The (average) arrival rate is the rate of arrival of customers at a queue, and is often denoted by x.
If 10 customers arrive at a queue each hour: x = 10 and (1/ x) x 60 minutes = every 6 minutes is the inter-arrival time.
The (average) service rate is the rate at which customers could be served, and is often denoted by the letter µ.
If on average, 20 customers could be served every hour, µ = 20 and the average service time would be
1/ µ x 60 minutes = 3 minutes.
The traffic intensity is the ratio or the average arrival rate to the average service rate. It is denoted by P.
Thus P = x/ µ
If the arrival rate is 10 per hour and the average service rate is 20 per hour, the traffic intensity would be:
P = x/ µ = 10/20 = 0.5
If a queuing system is to work x must have a lower value than µ and the traffic intensity P, must be less than one. As x approaches µ in size, the average length of the queue and the average time spent in the system will grow as the service personnel find it increasingly hard to keep up with the demand. This point is illustrated below.

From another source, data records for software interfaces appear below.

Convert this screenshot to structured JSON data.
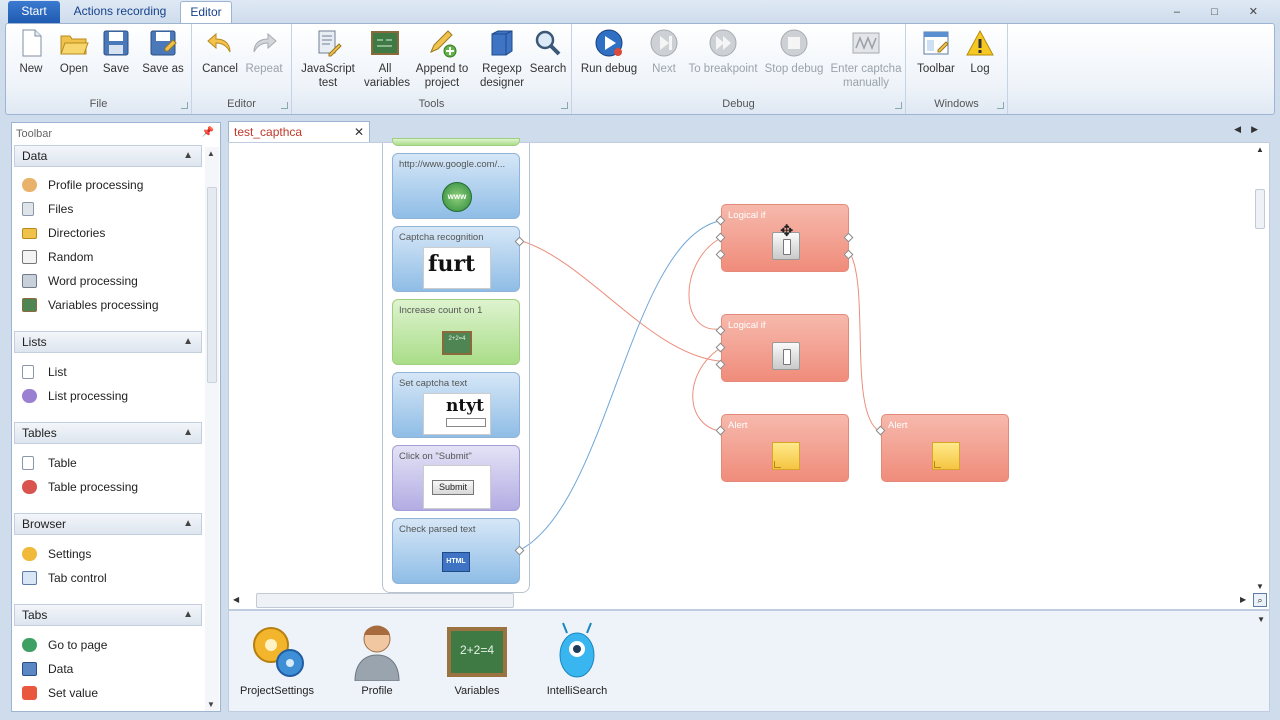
{
  "tabs": {
    "start": "Start",
    "recording": "Actions recording",
    "editor": "Editor"
  },
  "window_controls": "–  □  ✕",
  "ribbon": {
    "file": {
      "caption": "File",
      "new": "New",
      "open": "Open",
      "save": "Save",
      "save_as": "Save as"
    },
    "editor": {
      "caption": "Editor",
      "cancel": "Cancel",
      "repeat": "Repeat"
    },
    "tools": {
      "caption": "Tools",
      "js_test": [
        "JavaScript",
        "test"
      ],
      "all_vars": [
        "All",
        "variables"
      ],
      "append": [
        "Append to",
        "project"
      ],
      "regexp": [
        "Regexp",
        "designer"
      ],
      "search": "Search"
    },
    "debug": {
      "caption": "Debug",
      "run": "Run debug",
      "next": "Next",
      "to_bp": "To breakpoint",
      "stop": "Stop debug",
      "captcha": [
        "Enter captcha",
        "manually"
      ]
    },
    "windows": {
      "caption": "Windows",
      "toolbar": "Toolbar",
      "log": "Log"
    }
  },
  "toolbar_panel": {
    "title": "Toolbar",
    "categories": {
      "data": {
        "label": "Data",
        "items": [
          "Profile processing",
          "Files",
          "Directories",
          "Random",
          "Word processing",
          "Variables processing"
        ]
      },
      "lists": {
        "label": "Lists",
        "items": [
          "List",
          "List processing"
        ]
      },
      "tables": {
        "label": "Tables",
        "items": [
          "Table",
          "Table processing"
        ]
      },
      "browser": {
        "label": "Browser",
        "items": [
          "Settings",
          "Tab control"
        ]
      },
      "tabs": {
        "label": "Tabs",
        "items": [
          "Go to page",
          "Data",
          "Set value"
        ]
      }
    }
  },
  "editor": {
    "tab_title": "test_capthca",
    "nodes": {
      "url": "http://www.google.com/...",
      "url_icon": "www",
      "captcha_recognition": "Captcha recognition",
      "captcha_image_text": "furt",
      "increase_count": "Increase count on 1",
      "chalk_icon_text": "2+2=4",
      "set_captcha": "Set captcha text",
      "set_captcha_image_text": "ntyt",
      "click_submit": "Click on \"Submit\"",
      "submit_label": "Submit",
      "check_parsed": "Check parsed text",
      "html_icon": "HTML",
      "logical_if_1": "Logical if",
      "logical_if_2": "Logical if",
      "alert_1": "Alert",
      "alert_2": "Alert"
    }
  },
  "bottom_panel": {
    "project_settings": "ProjectSettings",
    "profile": "Profile",
    "variables": "Variables",
    "variables_icon_text": "2+2=4",
    "intellisearch": "IntelliSearch"
  },
  "colors": {
    "accent": "#1f5bb0",
    "red_node": "#f08c7b",
    "blue_node": "#8fbde6",
    "green_node": "#a9dd88",
    "purple_node": "#b3ace3"
  }
}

When the traffic intensity is equal to or greater than 1, the average time spent by each customer in the system would theoretically be infinite.